In a 2010 Washington Post article on a NAACP-backed report that accused white nationalist groups of trying to align themselves with the tea party movement, Garcia-Quintana talked about his council activism. “There’s a difference between being proud of where you come from and racism. We should be able to celebrate price as Europeans and Caucasians. What troubles me is it seems like if you’re not some kind of minority, you’re supposed to be ashamed of that. . . . As a tea party organizer, all I’m trying to do is to be a community organizer,” he said.

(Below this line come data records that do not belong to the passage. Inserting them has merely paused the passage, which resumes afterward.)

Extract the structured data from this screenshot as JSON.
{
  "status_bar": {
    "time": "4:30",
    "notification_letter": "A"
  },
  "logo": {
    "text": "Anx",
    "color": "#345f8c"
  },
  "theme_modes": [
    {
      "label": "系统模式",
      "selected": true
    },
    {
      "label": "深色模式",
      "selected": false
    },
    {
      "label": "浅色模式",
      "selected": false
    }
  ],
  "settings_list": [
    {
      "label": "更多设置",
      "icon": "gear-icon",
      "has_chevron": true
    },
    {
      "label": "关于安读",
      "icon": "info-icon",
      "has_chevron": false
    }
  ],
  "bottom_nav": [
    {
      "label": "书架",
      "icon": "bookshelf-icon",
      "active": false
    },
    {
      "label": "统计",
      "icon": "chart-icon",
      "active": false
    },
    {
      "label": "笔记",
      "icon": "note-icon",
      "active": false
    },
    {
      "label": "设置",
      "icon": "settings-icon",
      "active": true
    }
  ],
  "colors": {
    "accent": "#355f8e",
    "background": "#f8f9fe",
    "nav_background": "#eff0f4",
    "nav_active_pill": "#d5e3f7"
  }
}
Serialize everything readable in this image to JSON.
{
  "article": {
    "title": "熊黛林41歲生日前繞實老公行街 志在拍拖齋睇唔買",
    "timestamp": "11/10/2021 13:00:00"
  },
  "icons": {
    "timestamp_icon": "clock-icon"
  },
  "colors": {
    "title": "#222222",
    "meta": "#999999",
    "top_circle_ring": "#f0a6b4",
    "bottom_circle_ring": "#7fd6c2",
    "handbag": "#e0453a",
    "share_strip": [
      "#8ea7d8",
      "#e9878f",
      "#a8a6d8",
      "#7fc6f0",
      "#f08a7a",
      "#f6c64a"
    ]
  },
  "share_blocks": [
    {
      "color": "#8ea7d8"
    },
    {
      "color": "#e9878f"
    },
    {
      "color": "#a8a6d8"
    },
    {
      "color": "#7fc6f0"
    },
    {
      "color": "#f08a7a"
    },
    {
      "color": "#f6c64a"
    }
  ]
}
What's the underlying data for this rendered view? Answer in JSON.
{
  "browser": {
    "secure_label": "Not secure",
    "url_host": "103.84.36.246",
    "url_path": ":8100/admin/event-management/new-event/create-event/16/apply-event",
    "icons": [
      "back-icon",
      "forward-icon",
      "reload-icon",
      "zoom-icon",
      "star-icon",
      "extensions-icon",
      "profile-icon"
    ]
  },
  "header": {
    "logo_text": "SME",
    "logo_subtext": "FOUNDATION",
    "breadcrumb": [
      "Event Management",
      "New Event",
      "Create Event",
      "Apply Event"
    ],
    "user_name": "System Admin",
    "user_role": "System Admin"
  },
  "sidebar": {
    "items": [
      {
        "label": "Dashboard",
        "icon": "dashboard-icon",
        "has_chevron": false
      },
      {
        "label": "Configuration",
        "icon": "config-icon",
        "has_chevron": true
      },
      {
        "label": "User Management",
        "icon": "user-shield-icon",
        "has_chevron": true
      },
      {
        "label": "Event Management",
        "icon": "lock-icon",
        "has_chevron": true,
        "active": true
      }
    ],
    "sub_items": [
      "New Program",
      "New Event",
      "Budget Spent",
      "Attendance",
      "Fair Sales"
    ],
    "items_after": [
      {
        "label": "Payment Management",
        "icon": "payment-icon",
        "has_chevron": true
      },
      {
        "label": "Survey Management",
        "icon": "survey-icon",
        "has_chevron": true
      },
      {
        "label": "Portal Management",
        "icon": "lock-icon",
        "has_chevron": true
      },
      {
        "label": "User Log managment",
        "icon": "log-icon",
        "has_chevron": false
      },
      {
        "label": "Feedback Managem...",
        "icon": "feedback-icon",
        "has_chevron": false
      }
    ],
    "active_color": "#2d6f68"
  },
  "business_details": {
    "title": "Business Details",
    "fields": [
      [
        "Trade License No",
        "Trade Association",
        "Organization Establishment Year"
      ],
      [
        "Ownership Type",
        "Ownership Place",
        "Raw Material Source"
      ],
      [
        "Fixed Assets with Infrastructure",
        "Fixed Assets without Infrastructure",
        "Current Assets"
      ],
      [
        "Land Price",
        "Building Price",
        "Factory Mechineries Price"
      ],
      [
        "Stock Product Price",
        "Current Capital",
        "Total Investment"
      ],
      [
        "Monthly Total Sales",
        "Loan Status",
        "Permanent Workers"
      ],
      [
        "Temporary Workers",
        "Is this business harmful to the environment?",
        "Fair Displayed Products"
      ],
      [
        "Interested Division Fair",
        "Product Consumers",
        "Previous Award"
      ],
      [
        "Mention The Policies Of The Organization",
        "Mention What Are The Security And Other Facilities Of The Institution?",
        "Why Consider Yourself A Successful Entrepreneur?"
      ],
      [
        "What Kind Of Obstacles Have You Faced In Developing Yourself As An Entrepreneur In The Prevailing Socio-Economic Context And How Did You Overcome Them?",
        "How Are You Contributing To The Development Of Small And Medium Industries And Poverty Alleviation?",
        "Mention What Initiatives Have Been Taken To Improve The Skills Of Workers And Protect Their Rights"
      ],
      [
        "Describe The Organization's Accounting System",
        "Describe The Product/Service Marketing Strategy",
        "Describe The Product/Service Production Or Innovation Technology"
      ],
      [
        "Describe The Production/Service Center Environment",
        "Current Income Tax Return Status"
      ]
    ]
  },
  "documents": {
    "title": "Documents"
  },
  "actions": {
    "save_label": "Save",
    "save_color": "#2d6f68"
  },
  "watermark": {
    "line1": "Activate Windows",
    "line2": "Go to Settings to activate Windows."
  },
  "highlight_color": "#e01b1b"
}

Garcia-Quintana, a naturalized citizen born in Havana, has referred to himself as a “Confederate Cuban.” He is also executive director of the anti-immigration Americans Have Had Enough Coalition, based in Mauldin, S.C., which says it stands against an “illegal alien invasion.”
A Sunday statement from Haley political adviser Tim Pearson said: “While we appreciate the support Roan has provided, we were previously unaware of some of the statements he had made, statements which do not well represent the views of the governor. There is no place for racially divisive rhetoric in the politics or governance of South Carolina, and Governor Haley has no tolerance for it.”
Haley has tried to turn Garcia-Quintana’s departure into a political advantage. She has characterized the forced, if belated, resignation as a sign that Republicans don’t tolerate intolerance, while challenging Democrats, particularly her former and perhaps future opponent, Democratic state Sen. Vincent Sheheen, to disavow Democratic political operatives who have attacked her in racial terms. (Phil Bailey, who is political director of the state Senate’s Democratic Caucus, last year called Haley a “Sikh Jesus.” He was reprimanded at a Senate Democratic Caucus meeting and apologized, but not, says the Haley campaign, to her.) The governor has come in for her share of racially insensitive comments, even from members of her own party during her primary race.
This kind of racially divisive back and forth is par for the course. No, you can’t make this stuff up, and in South Carolina, you don’t have to.
By: Mary C. Curtis, The Washington Post, May 28, 2013